### Task prompt
Every single entry should be printed exactly.

### Information given
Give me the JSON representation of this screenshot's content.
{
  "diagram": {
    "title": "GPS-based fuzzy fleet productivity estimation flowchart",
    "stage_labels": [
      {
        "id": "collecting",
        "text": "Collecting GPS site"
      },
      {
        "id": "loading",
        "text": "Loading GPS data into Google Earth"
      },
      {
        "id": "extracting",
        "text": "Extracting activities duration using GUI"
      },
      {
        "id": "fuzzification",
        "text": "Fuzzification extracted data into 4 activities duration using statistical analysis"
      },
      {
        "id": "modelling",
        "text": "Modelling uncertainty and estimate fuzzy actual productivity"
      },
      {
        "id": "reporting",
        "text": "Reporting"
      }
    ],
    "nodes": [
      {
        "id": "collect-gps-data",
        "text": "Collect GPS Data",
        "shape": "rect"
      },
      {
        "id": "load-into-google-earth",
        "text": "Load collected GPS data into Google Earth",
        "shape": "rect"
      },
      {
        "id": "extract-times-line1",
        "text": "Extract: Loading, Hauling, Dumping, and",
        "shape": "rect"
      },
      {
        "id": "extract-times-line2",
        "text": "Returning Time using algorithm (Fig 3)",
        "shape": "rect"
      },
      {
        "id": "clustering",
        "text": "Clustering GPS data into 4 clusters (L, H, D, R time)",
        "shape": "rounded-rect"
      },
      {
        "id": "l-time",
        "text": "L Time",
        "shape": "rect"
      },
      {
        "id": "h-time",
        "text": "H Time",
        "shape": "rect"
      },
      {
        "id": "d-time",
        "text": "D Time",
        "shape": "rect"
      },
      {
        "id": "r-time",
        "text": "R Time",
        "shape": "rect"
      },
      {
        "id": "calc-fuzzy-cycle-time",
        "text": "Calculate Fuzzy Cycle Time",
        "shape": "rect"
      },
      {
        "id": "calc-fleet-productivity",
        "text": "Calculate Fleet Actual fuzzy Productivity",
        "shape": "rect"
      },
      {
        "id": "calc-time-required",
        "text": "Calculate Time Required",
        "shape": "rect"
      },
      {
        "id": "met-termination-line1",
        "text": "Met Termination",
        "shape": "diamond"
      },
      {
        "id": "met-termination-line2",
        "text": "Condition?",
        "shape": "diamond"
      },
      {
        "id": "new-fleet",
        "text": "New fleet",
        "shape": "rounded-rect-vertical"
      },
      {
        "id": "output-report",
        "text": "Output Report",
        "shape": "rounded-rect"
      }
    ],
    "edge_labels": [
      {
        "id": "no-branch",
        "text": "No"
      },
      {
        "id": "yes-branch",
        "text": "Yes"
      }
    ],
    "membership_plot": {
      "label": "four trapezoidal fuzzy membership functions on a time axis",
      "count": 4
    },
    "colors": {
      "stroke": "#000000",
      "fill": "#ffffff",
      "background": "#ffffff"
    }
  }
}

### Solved problem
Give me the JSON representation of this screenshot's content.
{
  "diagram": {
    "title": "GPS-based fuzzy fleet productivity estimation flowchart",
    "stage_labels": [
      {
        "id": "collecting",
        "text": "Collecting GPS site"
      },
      {
        "id": "loading",
        "text": "Loading GPS data into Google Earth"
      },
      {
        "id": "extracting",
        "text": "Extracting activities duration using GUI"
      },
      {
        "id": "fuzzification",
        "text": "Fuzzification extracted data into 4 activities duration using statistical analysis"
      },
      {
        "id": "modelling",
        "text": "Modelling uncertainty and estimate fuzzy actual productivity"
      },
      {
        "id": "reporting",
        "text": "Reporting"
      }
    ],
    "nodes": [
      {
        "id": "collect-gps-data",
        "text": "Collect GPS Data",
        "shape": "rect"
      },
      {
        "id": "load-into-google-earth",
        "text": "Load collected GPS data into Google Earth",
        "shape": "rect"
      },
      {
        "id": "extract-times-line1",
        "text": "Extract: Loading, Hauling, Dumping, and",
        "shape": "rect"
      },
      {
        "id": "extract-times-line2",
        "text": "Returning Time using algorithm (Fig 3)",
        "shape": "rect"
      },
      {
        "id": "clustering",
        "text": "Clustering GPS data into 4 clusters (L, H, D, R time)",
        "shape": "rounded-rect"
      },
      {
        "id": "l-time",
        "text": "L Time",
        "shape": "rect"
      },
      {
        "id": "h-time",
        "text": "H Time",
        "shape": "rect"
      },
      {
        "id": "d-time",
        "text": "D Time",
        "shape": "rect"
      },
      {
        "id": "r-time",
        "text": "R Time",
        "shape": "rect"
      },
      {
        "id": "calc-fuzzy-cycle-time",
        "text": "Calculate Fuzzy Cycle Time",
        "shape": "rect"
      },
      {
        "id": "calc-fleet-productivity",
        "text": "Calculate Fleet Actual fuzzy Productivity",
        "shape": "rect"
      },
      {
        "id": "calc-time-required",
        "text": "Calculate Time Required",
        "shape": "rect"
      },
      {
        "id": "met-termination-line1",
        "text": "Met Termination",
        "shape": "diamond"
      },
      {
        "id": "met-termination-line2",
        "text": "Condition?",
        "shape": "diamond"
      },
      {
        "id": "new-fleet",
        "text": "New fleet",
        "shape": "rounded-rect-vertical"
      },
      {
        "id": "output-report",
        "text": "Output Report",
        "shape": "rounded-rect"
      }
    ],
    "edge_labels": [
      {
        "id": "no-branch",
        "text": "No"
      },
      {
        "id": "yes-branch",
        "text": "Yes"
      }
    ],
    "membership_plot": {
      "label": "four trapezoidal fuzzy membership functions on a time axis",
      "count": 4
    },
    "colors": {
      "stroke": "#000000",
      "fill": "#ffffff",
      "background": "#ffffff"
    }
  }
}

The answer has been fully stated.